--- START ---
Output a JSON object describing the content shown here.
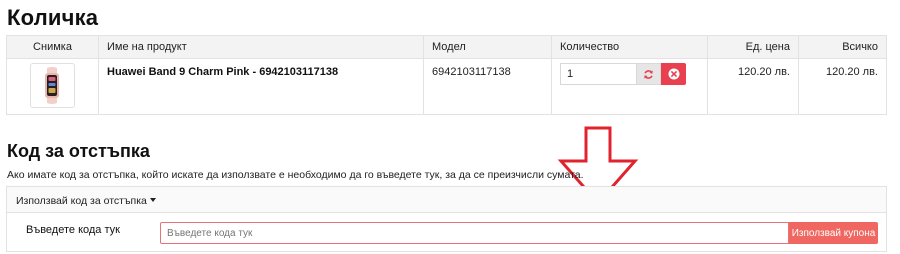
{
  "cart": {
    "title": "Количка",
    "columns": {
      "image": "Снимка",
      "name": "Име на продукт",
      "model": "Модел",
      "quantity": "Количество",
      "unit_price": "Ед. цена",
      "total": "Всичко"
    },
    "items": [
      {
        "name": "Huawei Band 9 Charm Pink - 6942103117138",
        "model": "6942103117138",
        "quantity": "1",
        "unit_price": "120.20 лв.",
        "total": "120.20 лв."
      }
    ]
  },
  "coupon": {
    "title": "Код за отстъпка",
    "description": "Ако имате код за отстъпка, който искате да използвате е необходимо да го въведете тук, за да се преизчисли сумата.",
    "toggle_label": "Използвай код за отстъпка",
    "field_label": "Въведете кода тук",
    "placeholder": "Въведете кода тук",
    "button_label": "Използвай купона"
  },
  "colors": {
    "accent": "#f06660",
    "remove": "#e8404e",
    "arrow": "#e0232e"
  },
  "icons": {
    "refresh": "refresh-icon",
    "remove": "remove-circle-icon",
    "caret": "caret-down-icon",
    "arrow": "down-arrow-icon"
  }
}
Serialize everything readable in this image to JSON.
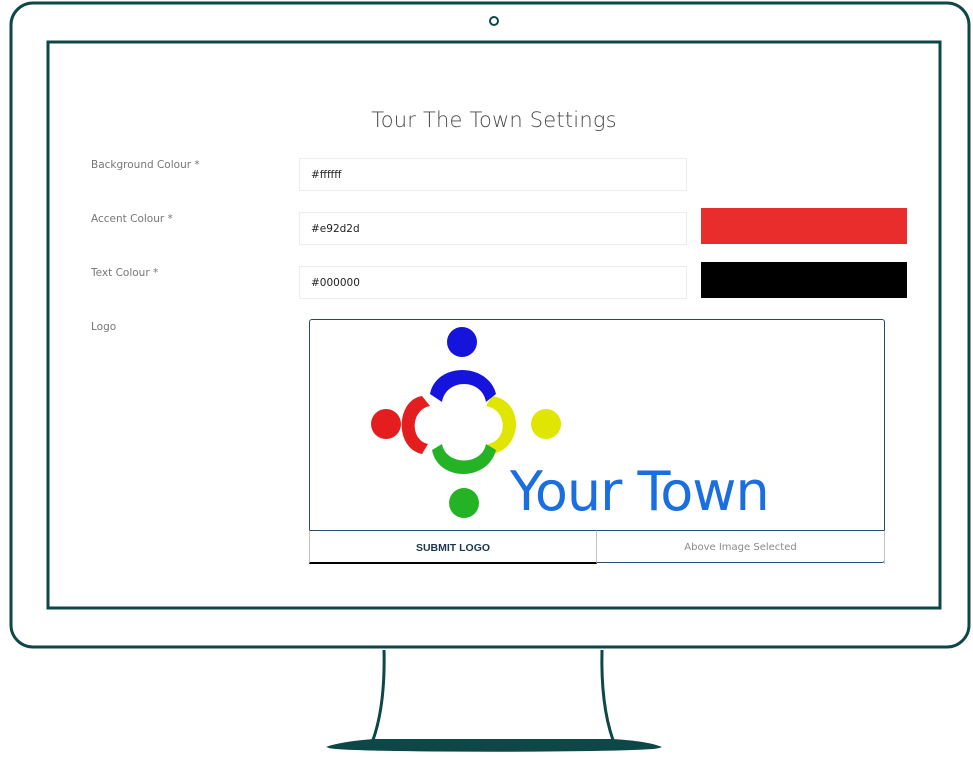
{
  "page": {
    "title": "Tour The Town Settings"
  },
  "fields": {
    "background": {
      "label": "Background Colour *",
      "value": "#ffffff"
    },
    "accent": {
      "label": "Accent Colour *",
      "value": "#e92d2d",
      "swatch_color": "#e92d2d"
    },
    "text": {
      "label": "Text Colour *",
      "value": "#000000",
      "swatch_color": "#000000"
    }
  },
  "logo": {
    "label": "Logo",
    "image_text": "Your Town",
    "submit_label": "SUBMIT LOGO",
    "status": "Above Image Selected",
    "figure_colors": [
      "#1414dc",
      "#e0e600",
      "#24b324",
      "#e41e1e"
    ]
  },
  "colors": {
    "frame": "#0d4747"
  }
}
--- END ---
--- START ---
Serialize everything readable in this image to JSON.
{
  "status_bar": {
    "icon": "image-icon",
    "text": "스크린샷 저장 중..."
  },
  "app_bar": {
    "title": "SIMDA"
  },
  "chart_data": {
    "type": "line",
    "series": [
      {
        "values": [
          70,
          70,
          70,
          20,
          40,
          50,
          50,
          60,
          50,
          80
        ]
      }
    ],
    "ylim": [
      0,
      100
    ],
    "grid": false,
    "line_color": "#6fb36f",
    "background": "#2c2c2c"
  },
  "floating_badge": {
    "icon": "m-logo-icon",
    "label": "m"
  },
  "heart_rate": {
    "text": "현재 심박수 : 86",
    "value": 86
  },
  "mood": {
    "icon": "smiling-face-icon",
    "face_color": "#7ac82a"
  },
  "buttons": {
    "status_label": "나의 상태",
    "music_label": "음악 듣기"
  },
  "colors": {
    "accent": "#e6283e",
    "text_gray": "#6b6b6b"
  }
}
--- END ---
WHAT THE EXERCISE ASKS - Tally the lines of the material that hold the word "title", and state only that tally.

ANSWER BOX - 4